[Data about app and page elements]

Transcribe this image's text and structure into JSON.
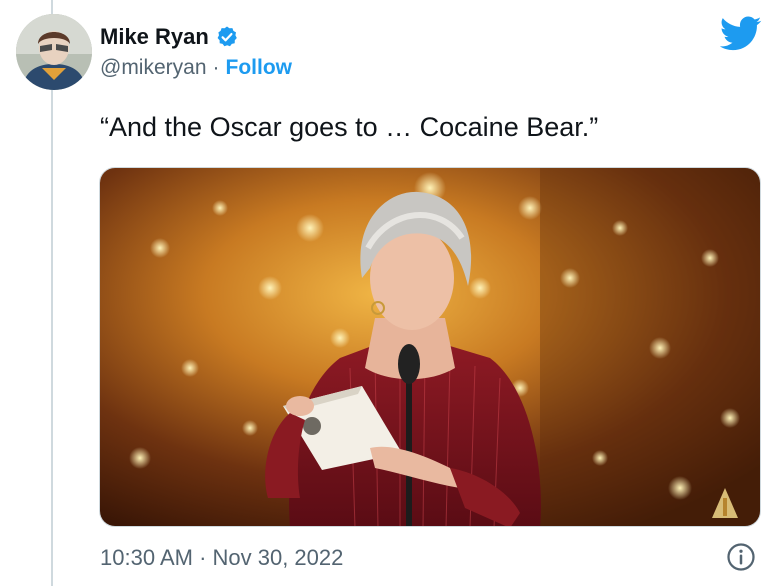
{
  "author": {
    "display_name": "Mike Ryan",
    "handle": "@mikeryan",
    "separator": "·",
    "follow_label": "Follow",
    "verified_icon": "verified-badge-icon"
  },
  "tweet": {
    "text": "“And the Oscar goes to … Cocaine Bear.”",
    "timestamp": "10:30 AM · Nov 30, 2022"
  },
  "icons": {
    "brand": "twitter-bird-icon",
    "info": "info-icon"
  },
  "colors": {
    "accent": "#1d9bf0",
    "text": "#0f1419",
    "secondary": "#536471",
    "border": "#cfd9de"
  }
}
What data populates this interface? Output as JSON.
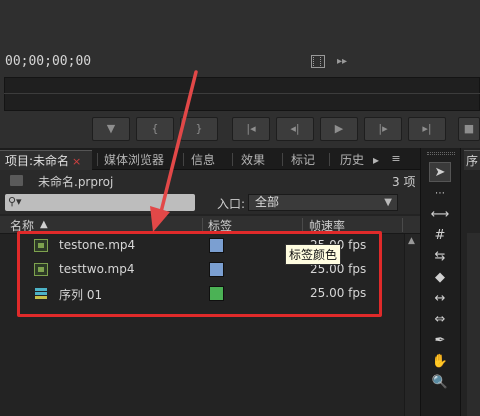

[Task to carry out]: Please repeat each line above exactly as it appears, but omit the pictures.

[Response to the task]:
Transcribe this image's text and structure into JSON.
{
  "author": {
    "display_name": "Mike Ryan",
    "handle": "@mikeryan",
    "separator": "·",
    "follow_label": "Follow",
    "verified_icon": "verified-badge-icon"
  },
  "tweet": {
    "text": "“And the Oscar goes to … Cocaine Bear.”",
    "timestamp": "10:30 AM · Nov 30, 2022"
  },
  "icons": {
    "brand": "twitter-bird-icon",
    "info": "info-icon"
  },
  "colors": {
    "accent": "#1d9bf0",
    "text": "#0f1419",
    "secondary": "#536471",
    "border": "#cfd9de"
  }
}
What data populates this interface? Output as JSON.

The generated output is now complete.